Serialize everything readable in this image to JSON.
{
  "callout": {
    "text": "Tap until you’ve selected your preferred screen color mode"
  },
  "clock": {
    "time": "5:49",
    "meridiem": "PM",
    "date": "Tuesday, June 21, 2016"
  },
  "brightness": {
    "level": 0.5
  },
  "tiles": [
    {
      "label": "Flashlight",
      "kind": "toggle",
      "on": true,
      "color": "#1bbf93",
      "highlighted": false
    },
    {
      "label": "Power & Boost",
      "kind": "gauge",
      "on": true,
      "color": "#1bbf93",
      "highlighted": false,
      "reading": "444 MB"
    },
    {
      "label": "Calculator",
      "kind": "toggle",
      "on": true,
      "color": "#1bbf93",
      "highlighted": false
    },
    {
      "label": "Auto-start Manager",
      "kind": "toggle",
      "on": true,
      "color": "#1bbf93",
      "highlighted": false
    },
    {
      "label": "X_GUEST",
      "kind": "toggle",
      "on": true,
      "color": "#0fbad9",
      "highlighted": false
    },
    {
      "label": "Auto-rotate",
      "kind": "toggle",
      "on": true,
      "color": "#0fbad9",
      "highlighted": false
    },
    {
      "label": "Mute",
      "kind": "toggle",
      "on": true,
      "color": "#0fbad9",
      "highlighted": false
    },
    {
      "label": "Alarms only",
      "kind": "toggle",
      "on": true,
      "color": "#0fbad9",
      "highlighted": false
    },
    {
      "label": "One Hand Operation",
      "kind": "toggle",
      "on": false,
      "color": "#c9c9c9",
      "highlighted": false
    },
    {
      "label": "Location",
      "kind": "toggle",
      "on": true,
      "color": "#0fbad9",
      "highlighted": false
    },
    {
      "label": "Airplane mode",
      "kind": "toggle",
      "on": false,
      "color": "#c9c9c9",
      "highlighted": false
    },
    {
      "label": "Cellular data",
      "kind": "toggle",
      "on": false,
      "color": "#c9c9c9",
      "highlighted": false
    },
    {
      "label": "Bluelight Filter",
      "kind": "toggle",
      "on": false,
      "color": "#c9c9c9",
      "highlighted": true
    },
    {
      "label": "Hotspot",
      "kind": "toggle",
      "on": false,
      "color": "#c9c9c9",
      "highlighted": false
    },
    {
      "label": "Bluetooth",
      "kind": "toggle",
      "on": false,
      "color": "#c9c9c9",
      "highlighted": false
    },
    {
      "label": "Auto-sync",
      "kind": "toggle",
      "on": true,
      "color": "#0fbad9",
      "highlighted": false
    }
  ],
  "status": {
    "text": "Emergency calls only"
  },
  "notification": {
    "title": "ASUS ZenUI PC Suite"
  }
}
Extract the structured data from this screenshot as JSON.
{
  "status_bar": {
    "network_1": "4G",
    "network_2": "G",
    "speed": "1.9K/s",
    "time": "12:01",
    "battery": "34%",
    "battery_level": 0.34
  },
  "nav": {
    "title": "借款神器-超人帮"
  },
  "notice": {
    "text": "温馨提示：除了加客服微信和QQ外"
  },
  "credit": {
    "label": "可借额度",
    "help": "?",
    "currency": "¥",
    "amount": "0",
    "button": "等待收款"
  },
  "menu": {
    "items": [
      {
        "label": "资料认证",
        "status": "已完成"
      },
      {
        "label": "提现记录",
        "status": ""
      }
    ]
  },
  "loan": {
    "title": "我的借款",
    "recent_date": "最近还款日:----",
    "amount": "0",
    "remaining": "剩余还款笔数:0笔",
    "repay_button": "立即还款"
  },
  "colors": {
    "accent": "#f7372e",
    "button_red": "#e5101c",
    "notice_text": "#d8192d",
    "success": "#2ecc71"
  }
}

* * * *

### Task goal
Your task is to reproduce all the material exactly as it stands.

### Task output
Serialize everything readable in this image to JSON.
{
  "callout": {
    "text": "Tap until you’ve selected your preferred screen color mode"
  },
  "clock": {
    "time": "5:49",
    "meridiem": "PM",
    "date": "Tuesday, June 21, 2016"
  },
  "brightness": {
    "level": 0.5
  },
  "tiles": [
    {
      "label": "Flashlight",
      "kind": "toggle",
      "on": true,
      "color": "#1bbf93",
      "highlighted": false
    },
    {
      "label": "Power & Boost",
      "kind": "gauge",
      "on": true,
      "color": "#1bbf93",
      "highlighted": false,
      "reading": "444 MB"
    },
    {
      "label": "Calculator",
      "kind": "toggle",
      "on": true,
      "color": "#1bbf93",
      "highlighted": false
    },
    {
      "label": "Auto-start Manager",
      "kind": "toggle",
      "on": true,
      "color": "#1bbf93",
      "highlighted": false
    },
    {
      "label": "X_GUEST",
      "kind": "toggle",
      "on": true,
      "color": "#0fbad9",
      "highlighted": false
    },
    {
      "label": "Auto-rotate",
      "kind": "toggle",
      "on": true,
      "color": "#0fbad9",
      "highlighted": false
    },
    {
      "label": "Mute",
      "kind": "toggle",
      "on": true,
      "color": "#0fbad9",
      "highlighted": false
    },
    {
      "label": "Alarms only",
      "kind": "toggle",
      "on": true,
      "color": "#0fbad9",
      "highlighted": false
    },
    {
      "label": "One Hand Operation",
      "kind": "toggle",
      "on": false,
      "color": "#c9c9c9",
      "highlighted": false
    },
    {
      "label": "Location",
      "kind": "toggle",
      "on": true,
      "color": "#0fbad9",
      "highlighted": false
    },
    {
      "label": "Airplane mode",
      "kind": "toggle",
      "on": false,
      "color": "#c9c9c9",
      "highlighted": false
    },
    {
      "label": "Cellular data",
      "kind": "toggle",
      "on": false,
      "color": "#c9c9c9",
      "highlighted": false
    },
    {
      "label": "Bluelight Filter",
      "kind": "toggle",
      "on": false,
      "color": "#c9c9c9",
      "highlighted": true
    },
    {
      "label": "Hotspot",
      "kind": "toggle",
      "on": false,
      "color": "#c9c9c9",
      "highlighted": false
    },
    {
      "label": "Bluetooth",
      "kind": "toggle",
      "on": false,
      "color": "#c9c9c9",
      "highlighted": false
    },
    {
      "label": "Auto-sync",
      "kind": "toggle",
      "on": true,
      "color": "#0fbad9",
      "highlighted": false
    }
  ],
  "status": {
    "text": "Emergency calls only"
  },
  "notification": {
    "title": "ASUS ZenUI PC Suite"
  }
}
Extract the structured data from this screenshot as JSON.
{
  "status_bar": {
    "network_1": "4G",
    "network_2": "G",
    "speed": "1.9K/s",
    "time": "12:01",
    "battery": "34%",
    "battery_level": 0.34
  },
  "nav": {
    "title": "借款神器-超人帮"
  },
  "notice": {
    "text": "温馨提示：除了加客服微信和QQ外"
  },
  "credit": {
    "label": "可借额度",
    "help": "?",
    "currency": "¥",
    "amount": "0",
    "button": "等待收款"
  },
  "menu": {
    "items": [
      {
        "label": "资料认证",
        "status": "已完成"
      },
      {
        "label": "提现记录",
        "status": ""
      }
    ]
  },
  "loan": {
    "title": "我的借款",
    "recent_date": "最近还款日:----",
    "amount": "0",
    "remaining": "剩余还款笔数:0笔",
    "repay_button": "立即还款"
  },
  "colors": {
    "accent": "#f7372e",
    "button_red": "#e5101c",
    "notice_text": "#d8192d",
    "success": "#2ecc71"
  }
}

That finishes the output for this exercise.